Saturday, October 16, 2010

Short-Term Mission, Zeal, and a Little Knowledge

Every year at this time of year, I attend a conference sponsored by the Fellowship of Short-Term Mission Leaders. We have just wrapped up our gathering this year, held in Green Lake, Wisconsin.

Both of these men challenged us but perhaps the highlight of the conference for me was when Bob was speaking Saturday morning.

Let me give you a little background. Bob is an anthropologist. He studies people. And he has come to the point where he believes you cannot effectively serve others until you can really understand them, their culture, and their background.

Repeatedly he quoted Proverbs 19:2. let me share it with you.

It is not good to have zeal without knowledge, nor to be hasty and miss the way.

Stop and think about that for a few moments. Zeal is not bad. But when it is not accompanied by knowledge, God does not consider it good.

Let me put that into a short-term mission context.

It is not good to go on a short-term mission trip without first taking the time to get some training. Your strong desire to do good is not enough.

Yet this is precisely what many short-term teams will do. Filled with the joy of the Holy Spirit, and with the best of intentions, they head off to China, Italy, Mexico, and every other corner of the globe armed with nothing other than their bibles.

They know little or nothing of the country they are visiting, lack a basic understanding of how the church functions, do not speak the local language, and perhaps worse of all, don't see a need to become informed at all.

God wants us to be a mix of both zeal, and knowledge.
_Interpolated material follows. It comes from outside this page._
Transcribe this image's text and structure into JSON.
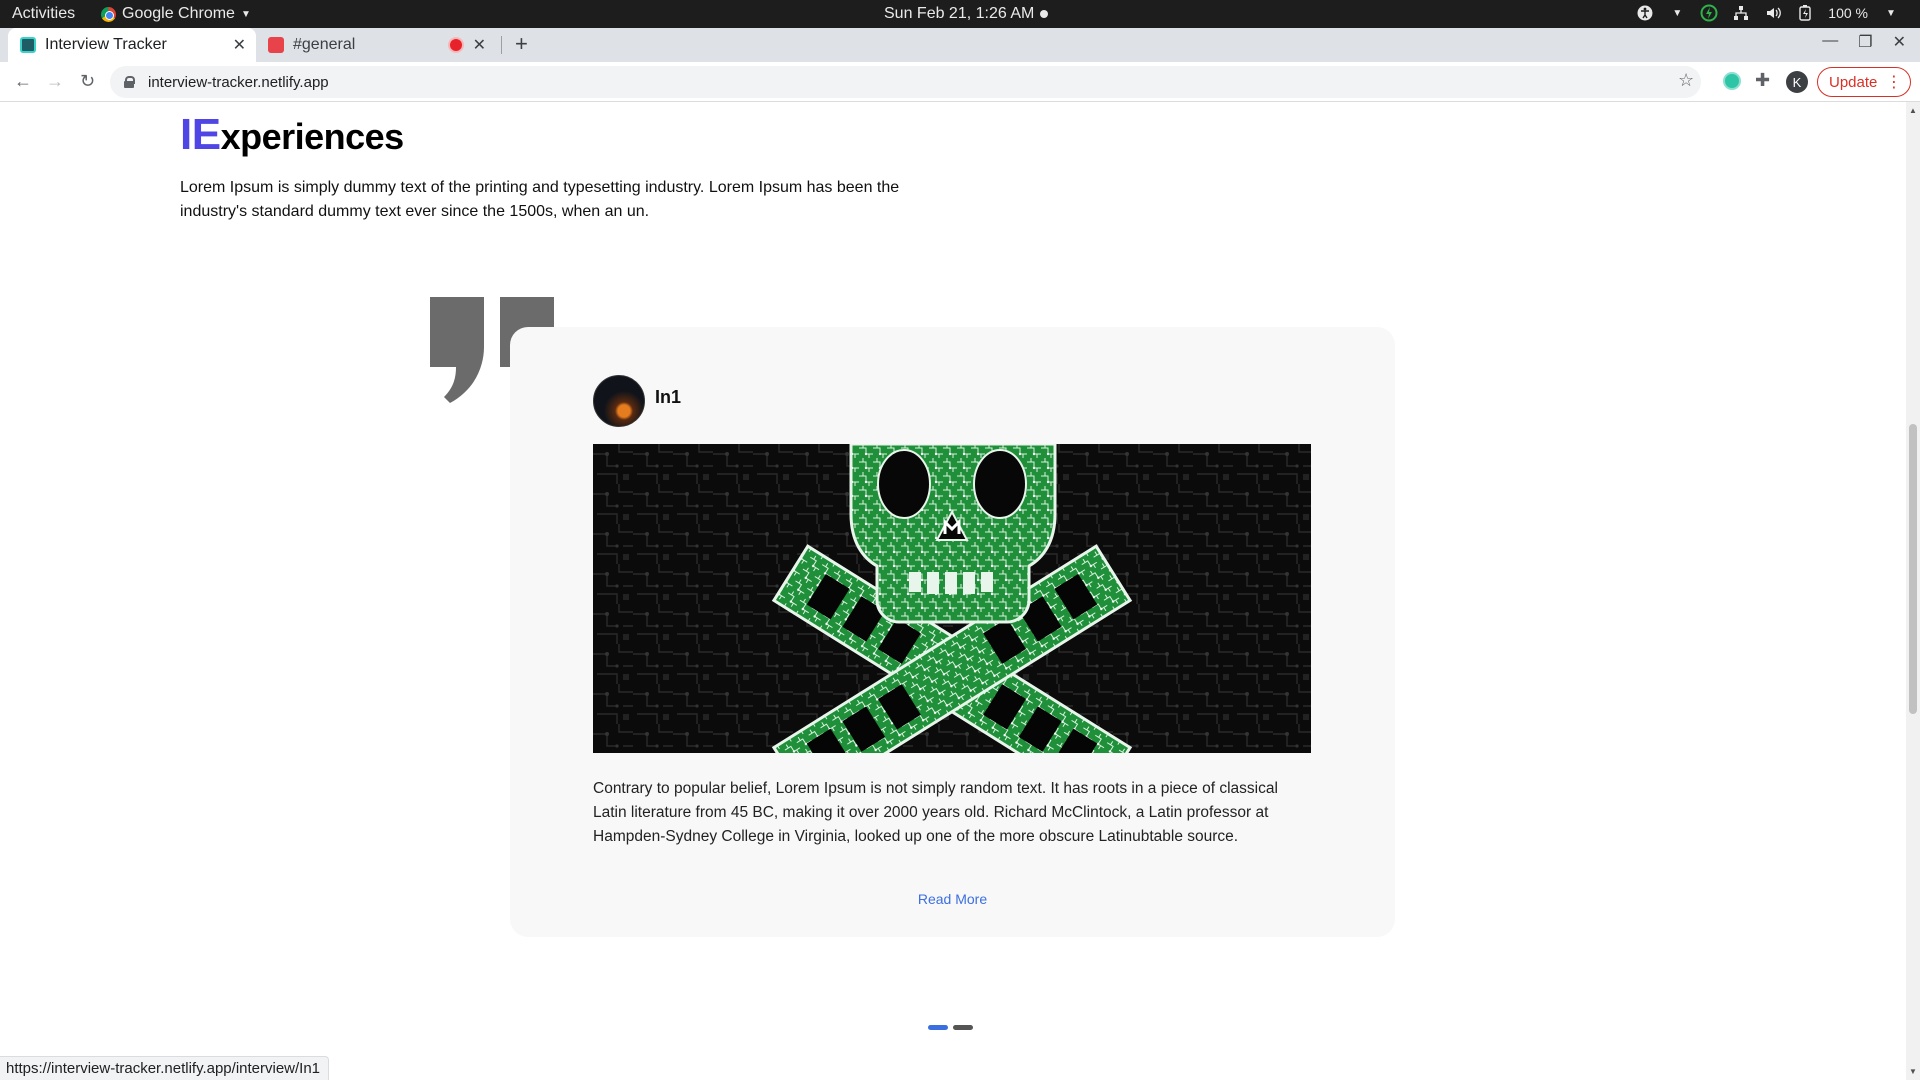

Knowledge of the local customs, mores, culture, and people. Because it will make us better ambassadors for Him on the field.
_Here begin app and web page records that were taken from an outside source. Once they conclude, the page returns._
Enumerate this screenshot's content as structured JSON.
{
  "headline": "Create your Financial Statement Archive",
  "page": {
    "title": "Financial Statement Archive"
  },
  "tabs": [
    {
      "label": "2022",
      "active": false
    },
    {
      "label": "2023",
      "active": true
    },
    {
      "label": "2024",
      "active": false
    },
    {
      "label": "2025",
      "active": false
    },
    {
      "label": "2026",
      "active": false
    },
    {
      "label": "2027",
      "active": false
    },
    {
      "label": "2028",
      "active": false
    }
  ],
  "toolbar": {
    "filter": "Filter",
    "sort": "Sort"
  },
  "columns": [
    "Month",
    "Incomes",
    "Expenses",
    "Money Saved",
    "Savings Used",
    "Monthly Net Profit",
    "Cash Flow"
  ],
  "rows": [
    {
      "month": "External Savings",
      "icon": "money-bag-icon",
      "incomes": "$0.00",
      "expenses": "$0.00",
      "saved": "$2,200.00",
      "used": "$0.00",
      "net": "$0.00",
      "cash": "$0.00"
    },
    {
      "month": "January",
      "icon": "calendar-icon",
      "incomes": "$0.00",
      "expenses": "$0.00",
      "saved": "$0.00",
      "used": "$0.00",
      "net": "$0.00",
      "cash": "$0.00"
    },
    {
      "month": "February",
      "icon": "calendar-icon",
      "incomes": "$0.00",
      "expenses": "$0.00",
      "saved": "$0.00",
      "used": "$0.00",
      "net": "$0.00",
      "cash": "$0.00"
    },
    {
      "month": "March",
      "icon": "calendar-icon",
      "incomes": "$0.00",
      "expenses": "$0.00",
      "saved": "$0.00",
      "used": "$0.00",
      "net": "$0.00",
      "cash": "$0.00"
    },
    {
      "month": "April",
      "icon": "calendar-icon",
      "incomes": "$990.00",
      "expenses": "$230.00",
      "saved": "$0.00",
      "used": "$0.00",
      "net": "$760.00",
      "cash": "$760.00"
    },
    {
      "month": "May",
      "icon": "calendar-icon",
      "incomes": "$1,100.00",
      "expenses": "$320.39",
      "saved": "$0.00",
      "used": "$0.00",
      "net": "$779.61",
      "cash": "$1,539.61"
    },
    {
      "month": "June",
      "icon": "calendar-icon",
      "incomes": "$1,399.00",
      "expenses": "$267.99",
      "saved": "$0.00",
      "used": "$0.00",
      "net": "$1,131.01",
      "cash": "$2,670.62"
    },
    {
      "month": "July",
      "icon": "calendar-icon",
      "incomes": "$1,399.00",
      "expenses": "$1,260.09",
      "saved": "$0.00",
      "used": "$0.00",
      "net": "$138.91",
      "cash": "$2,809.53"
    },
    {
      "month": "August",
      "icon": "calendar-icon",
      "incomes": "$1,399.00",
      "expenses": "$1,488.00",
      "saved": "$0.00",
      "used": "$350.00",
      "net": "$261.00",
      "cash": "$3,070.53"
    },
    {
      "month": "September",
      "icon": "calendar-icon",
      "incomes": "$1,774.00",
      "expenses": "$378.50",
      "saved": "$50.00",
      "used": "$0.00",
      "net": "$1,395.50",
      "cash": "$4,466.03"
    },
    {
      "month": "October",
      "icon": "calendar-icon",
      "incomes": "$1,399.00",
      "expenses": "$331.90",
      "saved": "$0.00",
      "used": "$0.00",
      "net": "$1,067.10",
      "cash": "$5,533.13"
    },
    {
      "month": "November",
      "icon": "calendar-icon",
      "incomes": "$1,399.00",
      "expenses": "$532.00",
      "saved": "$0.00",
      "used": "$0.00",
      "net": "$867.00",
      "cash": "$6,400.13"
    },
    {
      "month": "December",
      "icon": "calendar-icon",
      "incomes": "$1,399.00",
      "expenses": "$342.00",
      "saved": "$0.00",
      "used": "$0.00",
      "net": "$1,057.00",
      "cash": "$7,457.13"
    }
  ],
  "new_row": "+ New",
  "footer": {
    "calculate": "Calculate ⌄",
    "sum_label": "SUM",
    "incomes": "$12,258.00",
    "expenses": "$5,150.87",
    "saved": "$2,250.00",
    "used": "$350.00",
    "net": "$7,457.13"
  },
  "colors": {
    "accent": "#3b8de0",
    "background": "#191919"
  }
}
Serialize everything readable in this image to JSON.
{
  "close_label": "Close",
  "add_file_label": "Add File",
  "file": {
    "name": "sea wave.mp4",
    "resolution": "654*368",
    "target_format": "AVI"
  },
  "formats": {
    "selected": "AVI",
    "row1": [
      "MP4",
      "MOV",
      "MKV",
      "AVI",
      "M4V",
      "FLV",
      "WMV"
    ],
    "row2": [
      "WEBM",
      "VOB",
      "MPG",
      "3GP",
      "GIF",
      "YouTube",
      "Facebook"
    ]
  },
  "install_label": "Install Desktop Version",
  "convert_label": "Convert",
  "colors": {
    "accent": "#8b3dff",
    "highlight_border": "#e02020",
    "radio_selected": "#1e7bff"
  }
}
As you reflect back on your time serving short-term earlier this year, or as you prepare to go later this year, ask yourself these four simple questions.

1. How did the first Gospel witness get to the people I served, or am going to serve?
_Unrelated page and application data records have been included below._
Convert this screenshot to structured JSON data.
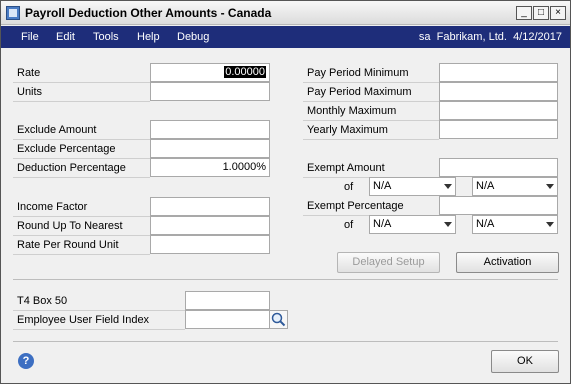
{
  "window": {
    "title": "Payroll Deduction Other Amounts - Canada",
    "controls": {
      "minimize": "_",
      "maximize": "□",
      "close": "×"
    }
  },
  "menu": {
    "items": [
      "File",
      "Edit",
      "Tools",
      "Help",
      "Debug"
    ],
    "user": "sa",
    "company": "Fabrikam, Ltd.",
    "date": "4/12/2017"
  },
  "left_fields": {
    "rate": {
      "label": "Rate",
      "value": "0.00000"
    },
    "units": {
      "label": "Units",
      "value": ""
    },
    "exclude_amount": {
      "label": "Exclude Amount",
      "value": ""
    },
    "exclude_percentage": {
      "label": "Exclude Percentage",
      "value": ""
    },
    "deduction_percentage": {
      "label": "Deduction Percentage",
      "value": "1.0000%"
    },
    "income_factor": {
      "label": "Income Factor",
      "value": ""
    },
    "round_up_to_nearest": {
      "label": "Round Up To Nearest",
      "value": ""
    },
    "rate_per_round_unit": {
      "label": "Rate Per Round Unit",
      "value": ""
    }
  },
  "right_fields": {
    "pay_period_minimum": {
      "label": "Pay Period Minimum",
      "value": ""
    },
    "pay_period_maximum": {
      "label": "Pay Period Maximum",
      "value": ""
    },
    "monthly_maximum": {
      "label": "Monthly Maximum",
      "value": ""
    },
    "yearly_maximum": {
      "label": "Yearly Maximum",
      "value": ""
    },
    "exempt_amount": {
      "label": "Exempt Amount",
      "value": "",
      "of_label": "of",
      "dropdown1": "N/A",
      "dropdown2": "N/A"
    },
    "exempt_percentage": {
      "label": "Exempt Percentage",
      "value": "",
      "of_label": "of",
      "dropdown1": "N/A",
      "dropdown2": "N/A"
    }
  },
  "buttons": {
    "delayed_setup": "Delayed Setup",
    "activation": "Activation",
    "ok": "OK"
  },
  "bottom_fields": {
    "t4_box_50": {
      "label": "T4 Box 50",
      "value": ""
    },
    "employee_user_field_index": {
      "label": "Employee User Field Index",
      "value": ""
    }
  },
  "icons": {
    "app": "app-icon",
    "help": "help-icon",
    "lookup": "magnifier-icon"
  }
}
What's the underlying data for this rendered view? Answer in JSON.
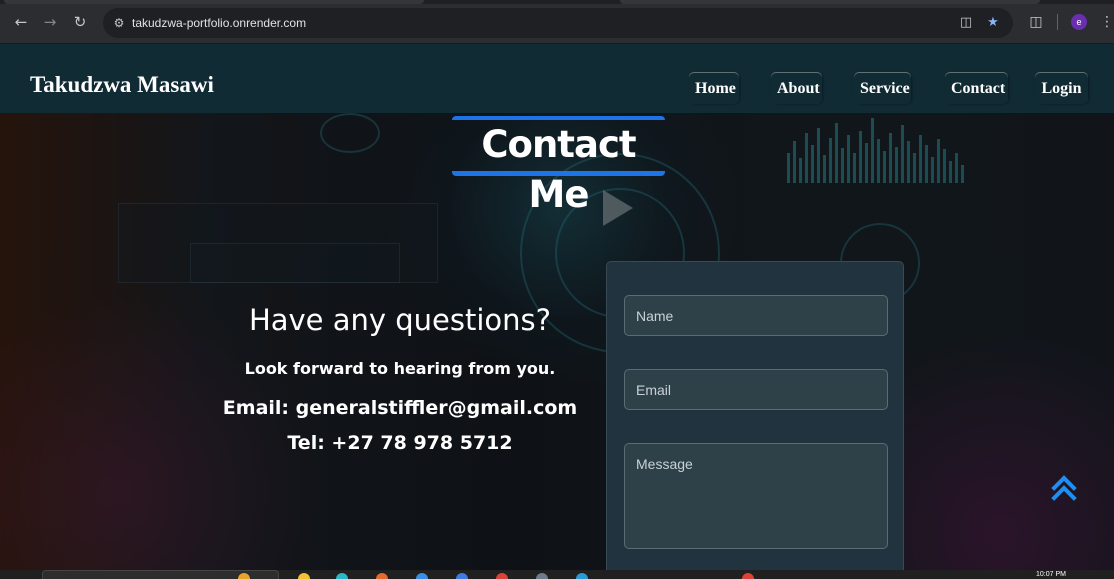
{
  "browser": {
    "url": "takudzwa-portfolio.onrender.com",
    "back_icon": "back-arrow-icon",
    "forward_icon": "forward-arrow-icon",
    "reload_icon": "reload-icon",
    "site_info_icon": "tune-icon",
    "install_icon": "install-app-icon",
    "bookmark_icon": "star-icon",
    "extensions_icon": "puzzle-icon",
    "profile_initial": "e",
    "menu_icon": "kebab-menu-icon"
  },
  "site": {
    "brand": "Takudzwa Masawi",
    "nav": [
      {
        "label": "Home"
      },
      {
        "label": "About"
      },
      {
        "label": "Service"
      },
      {
        "label": "Contact"
      },
      {
        "label": "Login"
      }
    ]
  },
  "contact": {
    "title": "Contact Me",
    "heading": "Have any questions?",
    "subheading": "Look forward to hearing from you.",
    "email": "Email: generalstiffler@gmail.com",
    "tel": "Tel: +27 78 978 5712",
    "form": {
      "name_placeholder": "Name",
      "email_placeholder": "Email",
      "message_placeholder": "Message"
    }
  },
  "scroll_top_icon": "double-chevron-up-icon",
  "taskbar": {
    "clock": "10:07 PM"
  },
  "colors": {
    "accent": "#1e73e6",
    "header_bg": "#112b34",
    "form_bg": "#223340"
  }
}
2. What are some of the cultural traditions in the area I will be serving, or served?

3. What is the average salary for an average adult male in my host country?

4. How much education does the average person have in my host country?

These four questions are not very extensive. But knowing the answers to them will begin the process of educating you about the people with whom you serve.

Consider it a start of what should be a lifelong goal to pair knowledge with zeal for the people you desire to serve. Then your zeal will indeed be good!